students and a cohort of Year 2 EdD students.
To trial EdD students’ use of Twitter for doctoral learning outside
To evaluate from both staff and students’ perspectives the process
and value of using Twitter, within and beyond the classroom, to
build an effective, active and engaged community of practice.
Short term: Intended outcomes
To impact positively on the doctoral learning experience
of EdD students by introducing and developing their use
of Twitter for academic purposes
To impact positively upon their dialogic interaction with
their peers and staff, as well as other
academics, professionals and doctoral students outside
To develop their confidence and autonomy in relation to
‘becoming a researcher’, as well as being able to

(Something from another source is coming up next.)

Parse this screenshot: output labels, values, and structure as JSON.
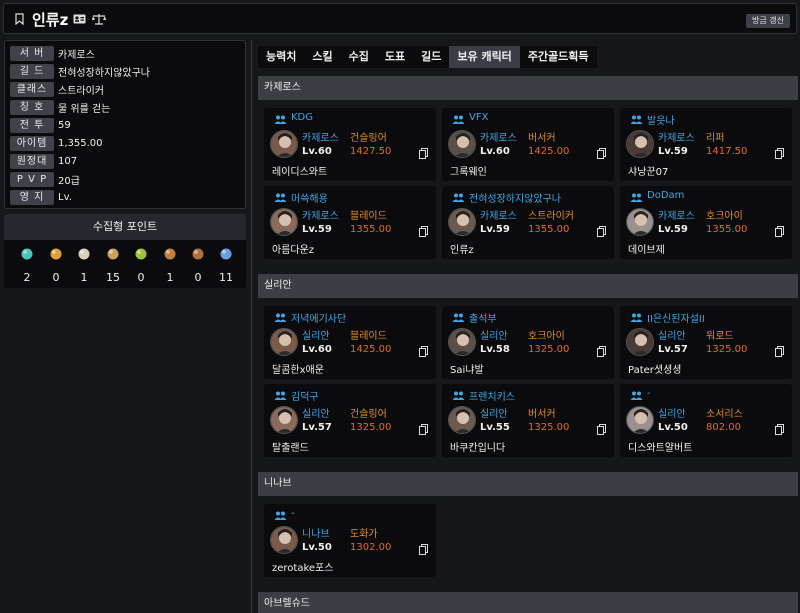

practice their ‘critical voice’ in a public sphere.
Short term: Intended outputs
Draft School of Education Social Media Strategy for PGRs
Project Evaluation Report
Presentation of findings at a range of Faculty and
Burgess, H., Sieminski, S. and Arthur, L. (2006) Achieving your Doctorate in Education, London: Sage.
Crossouard, B. and Pryor, J. (2008) Becoming researchers: a sociocultural perspective on assessment, learning and the construction of identity in a professional doctorate,
Pedagogy, Culture and Society, 16 (3), 221-237.
Drake, P. (2011) Practitioner Research at Doctoral Level, Abingdon: Routledge.
Green, B. (2009) Doctoral education in transition, in D. Boud and A. Lee (Eds) Changing Practices of Doctoral Education, Abingdon: Routledge.
Minocha, S. and Petre, M. (2012) Handbook of social media for researchers and supervisors: digital technologies for researcher dialogues, Cambridge: Vitae.
Lee, N. (2009) Achieving your Professional Doctorate, Maidenhead: OU Press.
Lee, A. and Aitchison, C. (2009) Writing for the doctorate and beyond, in D. Boud and A. Lee (Eds) Changing Practices of Doctoral Education, Abingdon: Routledge.
Leonard, D., Metcalfe, J., Becker, R. and Evans, J. (2006) Review of the literature on the doctoral experience for the Higher Education Academy, Cambridge: Institute of
Education and UK GRAD Programme.
Leonard, D. and Becker, R. (2009) Enhancing the doctoral experience at the local level, in D. Boud and A. Lee (Eds) Changing Practices of Doctoral Education, Abingdon:
Mollet, A., Moran, D. and Dunleavy, P. (2010) Using Twitter in university research, teaching and impact activities: A guide for academics and researchers, London: LSE
Public Policy Group.
Vitae (2010) Researcher Development Framework, Cambridge: Vitae. Available at http://www.vitae.ac.uk/CMS/files/upload/Vitae-Researcher-DevelopmentFramework.pdf